Don't ask me why, but I've always loved album covers with pictures of beautiful women looking distressed with their eyes closed. Seriously.You may recall my enthusiasm for Words Of Farewell's debut full length album, Immersion, and the heralding of the burgeoning subgenre of progressive melodic death metal. Well, after nearly two years of making us wait the lads from Deutschland are back in fine form with their sophomore release, The Black Wild Yonder.

As previously mentioned with Immersion, WOF have a great foundation in that now legendary In Flames melodeath sound while keeping things more accessible with catchy melodies and a driving energy that never wanes. Factor in the amazing musicianship from vocalist Alexander Otto's iron throat to lead guitarist Erik Gaßmus' blazing but restrained fretwork and you're looking at a hell of a band; one that was good enough to be picked to open on tour for the likes of Dark Tranquility and Scar Symmetry.

Now while this latest album is as good as the previous one without a doubt, I do feel like the mix was a bit lacking on this one. I had a hard time hearing the guitars as distinctly as I would've liked, especially since blazing solos are one of the genre's hallmarks. But, truth be told, that's all I can find fault with on this otherwise fantastic disc. Ausgezeichnet, ihr alle!
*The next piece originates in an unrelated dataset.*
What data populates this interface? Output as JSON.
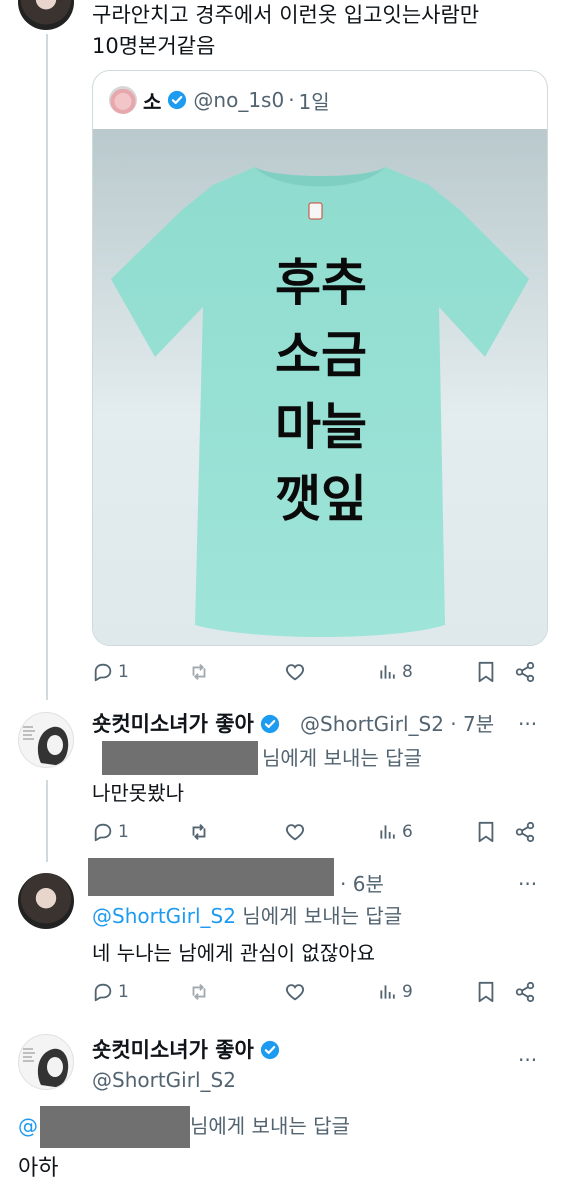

The Bottom Line: Once again Words Of Farewell prove that not only is the subgenre started by bands like In Flames still viable, but it can even be improved a bit. Outstanding work!

Tracks To Make You Wish You Lived In Europe So You Could See Bands Like This All The Fucking Time: All of them

- Genghis would love to see these guys on a bill with Scar Symmetry...


Temperance (Self-titled)

The symphonic metal genre gets a really nice kick in the rear with some melodeath elements, courtesy of Temperance.So sure there's nothing new about a female-fronted band, even a heavy one. But often times the sticky wicket is that the overall sound suffers for lack of the aggressive edge that metal fans expect, relegating otherwise talented singers to mere novelty and eye candy.

Europe's latest rockers, Temperance, have just hit the scene with their self-titled debut album mixed and mastered by none other than guitar wizard Simone Mularoni (DGM). Right off the bat you can appreciate the band's committment to a heavy sound despite the symphonic metal trappings one might expect. Sure, they're there, but I've rarely heard this level of power - from the satisfying rhythmic punch to the addition of death metal growls - in bands like Nightwish or Lacuna Coil. Less gothic adornment, more balls and chunk™. Capische?

The Bottom Line: In this incredible modern age of metal it takes a lot to stand out from the crowd, but Temperance has a formula that works pretty well, taking symphonic metal and kicking it up a few notches with some heavy almost progressive elements. Nice debut, guys (and gal).

- Genghis can't get enough of Simone's shredding on YouTube...